The pictures in the data below are to be omitted; all else must be duplicated exactly.

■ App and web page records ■
◆ ◆ ◆ ◆

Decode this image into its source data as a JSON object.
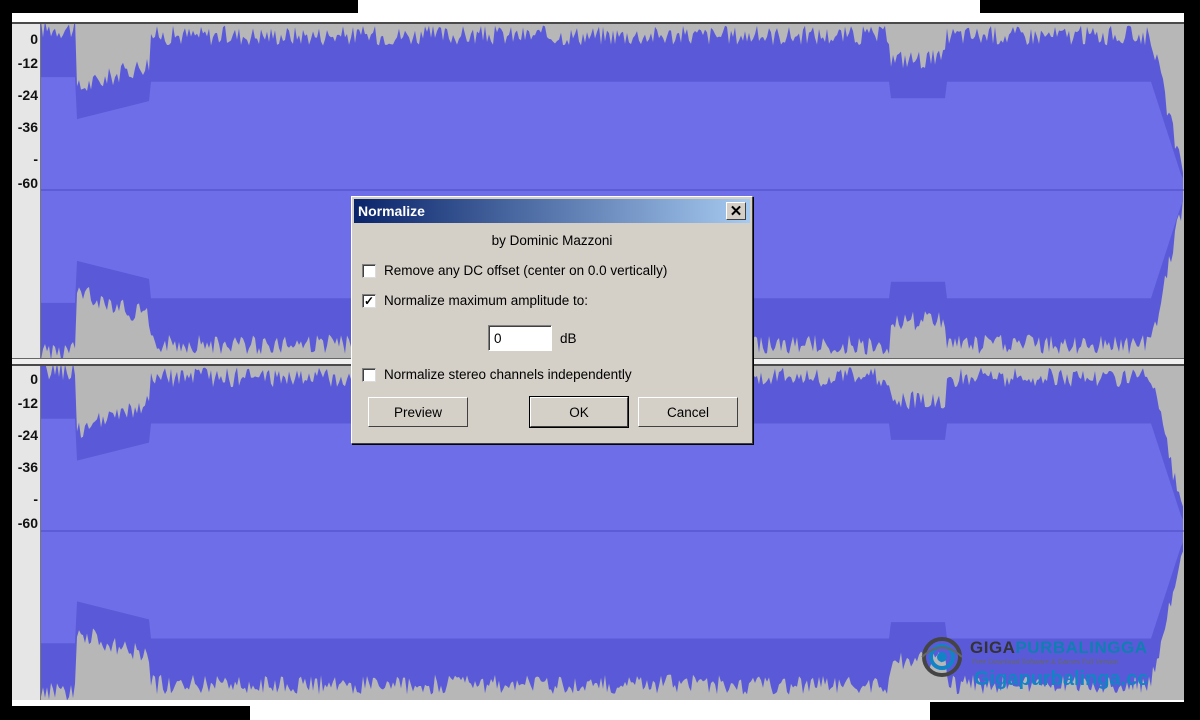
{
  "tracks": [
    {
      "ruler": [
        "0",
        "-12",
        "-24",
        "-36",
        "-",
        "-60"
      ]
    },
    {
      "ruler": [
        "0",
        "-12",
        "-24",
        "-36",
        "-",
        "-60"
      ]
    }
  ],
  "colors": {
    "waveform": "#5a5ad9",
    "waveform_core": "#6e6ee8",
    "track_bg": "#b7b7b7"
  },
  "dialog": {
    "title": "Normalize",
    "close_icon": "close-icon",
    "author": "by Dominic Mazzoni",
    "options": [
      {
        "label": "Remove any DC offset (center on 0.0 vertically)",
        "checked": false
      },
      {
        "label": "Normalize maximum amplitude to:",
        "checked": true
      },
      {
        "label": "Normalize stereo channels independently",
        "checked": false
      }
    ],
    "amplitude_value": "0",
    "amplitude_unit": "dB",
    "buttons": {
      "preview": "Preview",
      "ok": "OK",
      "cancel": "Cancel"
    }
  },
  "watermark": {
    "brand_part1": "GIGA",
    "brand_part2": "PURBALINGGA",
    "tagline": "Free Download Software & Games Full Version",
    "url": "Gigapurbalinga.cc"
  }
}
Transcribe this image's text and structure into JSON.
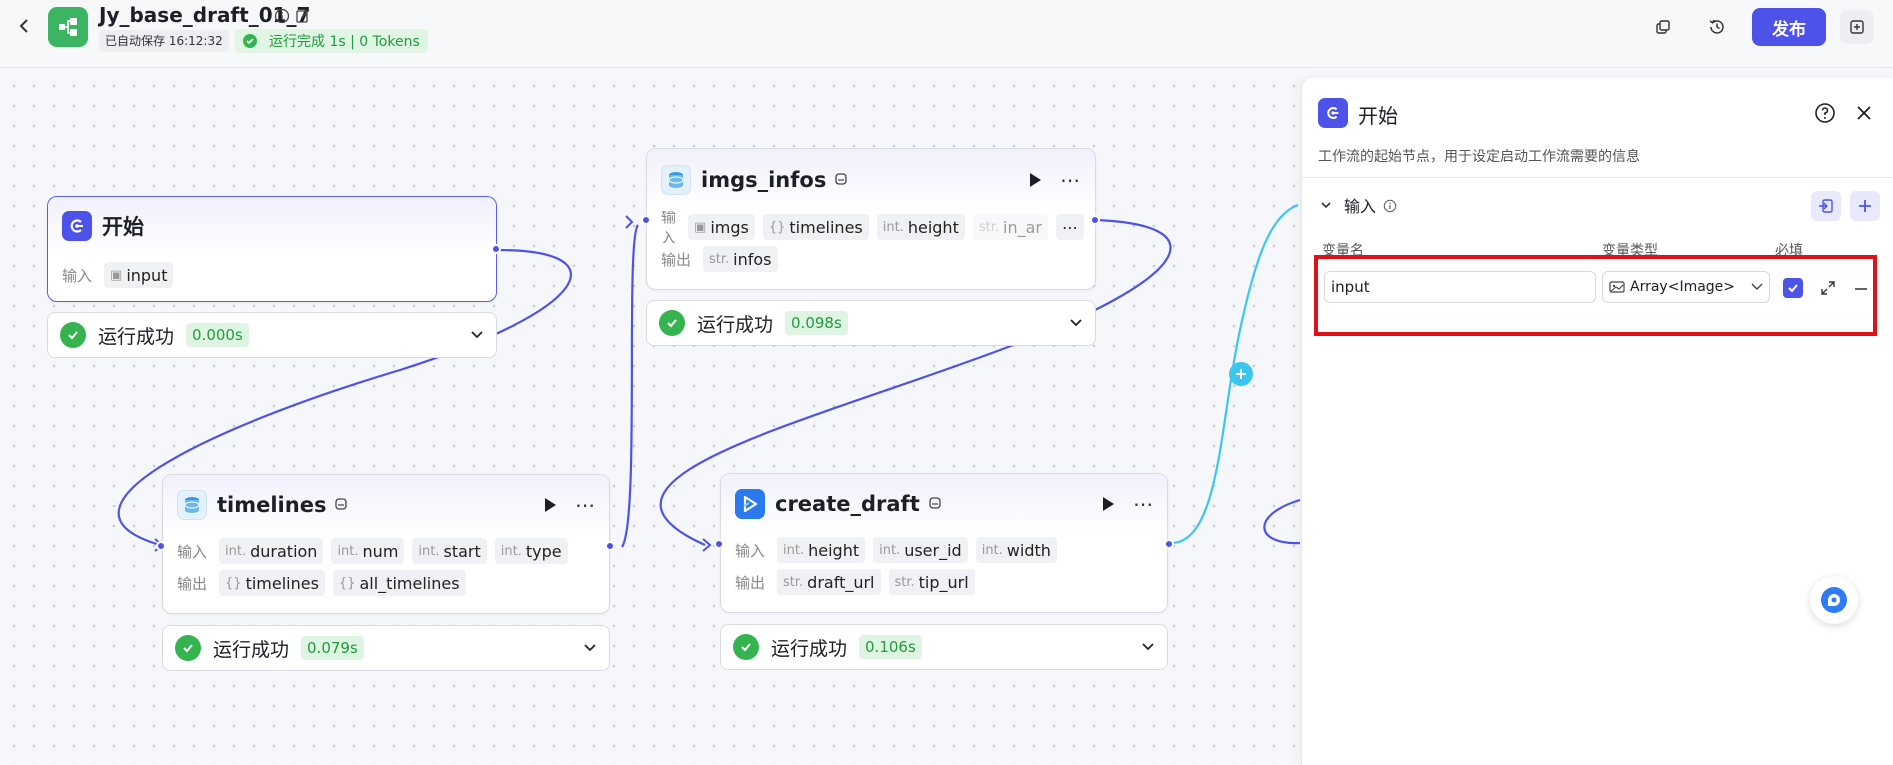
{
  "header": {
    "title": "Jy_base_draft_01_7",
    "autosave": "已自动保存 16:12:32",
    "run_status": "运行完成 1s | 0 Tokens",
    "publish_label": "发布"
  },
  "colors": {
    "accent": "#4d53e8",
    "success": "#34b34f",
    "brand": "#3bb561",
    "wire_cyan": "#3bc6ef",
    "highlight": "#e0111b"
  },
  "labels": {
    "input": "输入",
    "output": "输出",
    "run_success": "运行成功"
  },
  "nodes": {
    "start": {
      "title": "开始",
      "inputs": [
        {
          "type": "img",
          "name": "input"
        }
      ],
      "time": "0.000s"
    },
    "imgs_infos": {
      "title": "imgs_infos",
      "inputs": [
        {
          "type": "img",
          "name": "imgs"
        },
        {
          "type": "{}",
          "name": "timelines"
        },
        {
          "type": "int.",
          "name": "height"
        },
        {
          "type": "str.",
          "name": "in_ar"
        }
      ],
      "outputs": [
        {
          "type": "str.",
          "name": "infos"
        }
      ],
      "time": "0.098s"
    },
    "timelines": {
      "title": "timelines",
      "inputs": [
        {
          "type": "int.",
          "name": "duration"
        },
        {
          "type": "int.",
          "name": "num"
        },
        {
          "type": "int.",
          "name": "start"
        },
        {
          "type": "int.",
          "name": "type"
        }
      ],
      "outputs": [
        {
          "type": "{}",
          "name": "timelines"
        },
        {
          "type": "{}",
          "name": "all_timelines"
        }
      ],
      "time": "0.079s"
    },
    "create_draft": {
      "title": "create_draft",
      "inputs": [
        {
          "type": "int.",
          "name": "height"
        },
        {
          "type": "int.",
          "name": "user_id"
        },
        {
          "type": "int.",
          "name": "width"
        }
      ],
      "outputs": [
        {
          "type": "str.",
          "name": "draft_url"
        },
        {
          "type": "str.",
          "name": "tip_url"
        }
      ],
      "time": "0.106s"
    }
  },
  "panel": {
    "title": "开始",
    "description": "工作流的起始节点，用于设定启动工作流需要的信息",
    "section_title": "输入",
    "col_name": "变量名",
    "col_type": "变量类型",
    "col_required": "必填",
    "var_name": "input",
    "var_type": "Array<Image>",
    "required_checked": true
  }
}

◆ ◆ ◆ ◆

■ Task output ■
Decode this image into its source data as a JSON object.
{
  "tracks": [
    {
      "ruler": [
        "0",
        "-12",
        "-24",
        "-36",
        "-",
        "-60"
      ]
    },
    {
      "ruler": [
        "0",
        "-12",
        "-24",
        "-36",
        "-",
        "-60"
      ]
    }
  ],
  "colors": {
    "waveform": "#5a5ad9",
    "waveform_core": "#6e6ee8",
    "track_bg": "#b7b7b7"
  },
  "dialog": {
    "title": "Normalize",
    "close_icon": "close-icon",
    "author": "by Dominic Mazzoni",
    "options": [
      {
        "label": "Remove any DC offset (center on 0.0 vertically)",
        "checked": false
      },
      {
        "label": "Normalize maximum amplitude to:",
        "checked": true
      },
      {
        "label": "Normalize stereo channels independently",
        "checked": false
      }
    ],
    "amplitude_value": "0",
    "amplitude_unit": "dB",
    "buttons": {
      "preview": "Preview",
      "ok": "OK",
      "cancel": "Cancel"
    }
  },
  "watermark": {
    "brand_part1": "GIGA",
    "brand_part2": "PURBALINGGA",
    "tagline": "Free Download Software & Games Full Version",
    "url": "Gigapurbalinga.cc"
  }
}
Transcribe this image's text and structure into JSON.
{
  "header": {
    "title": "Jy_base_draft_01_7",
    "autosave": "已自动保存 16:12:32",
    "run_status": "运行完成 1s | 0 Tokens",
    "publish_label": "发布"
  },
  "colors": {
    "accent": "#4d53e8",
    "success": "#34b34f",
    "brand": "#3bb561",
    "wire_cyan": "#3bc6ef",
    "highlight": "#e0111b"
  },
  "labels": {
    "input": "输入",
    "output": "输出",
    "run_success": "运行成功"
  },
  "nodes": {
    "start": {
      "title": "开始",
      "inputs": [
        {
          "type": "img",
          "name": "input"
        }
      ],
      "time": "0.000s"
    },
    "imgs_infos": {
      "title": "imgs_infos",
      "inputs": [
        {
          "type": "img",
          "name": "imgs"
        },
        {
          "type": "{}",
          "name": "timelines"
        },
        {
          "type": "int.",
          "name": "height"
        },
        {
          "type": "str.",
          "name": "in_ar"
        }
      ],
      "outputs": [
        {
          "type": "str.",
          "name": "infos"
        }
      ],
      "time": "0.098s"
    },
    "timelines": {
      "title": "timelines",
      "inputs": [
        {
          "type": "int.",
          "name": "duration"
        },
        {
          "type": "int.",
          "name": "num"
        },
        {
          "type": "int.",
          "name": "start"
        },
        {
          "type": "int.",
          "name": "type"
        }
      ],
      "outputs": [
        {
          "type": "{}",
          "name": "timelines"
        },
        {
          "type": "{}",
          "name": "all_timelines"
        }
      ],
      "time": "0.079s"
    },
    "create_draft": {
      "title": "create_draft",
      "inputs": [
        {
          "type": "int.",
          "name": "height"
        },
        {
          "type": "int.",
          "name": "user_id"
        },
        {
          "type": "int.",
          "name": "width"
        }
      ],
      "outputs": [
        {
          "type": "str.",
          "name": "draft_url"
        },
        {
          "type": "str.",
          "name": "tip_url"
        }
      ],
      "time": "0.106s"
    }
  },
  "panel": {
    "title": "开始",
    "description": "工作流的起始节点，用于设定启动工作流需要的信息",
    "section_title": "输入",
    "col_name": "变量名",
    "col_type": "变量类型",
    "col_required": "必填",
    "var_name": "input",
    "var_type": "Array<Image>",
    "required_checked": true
  }
}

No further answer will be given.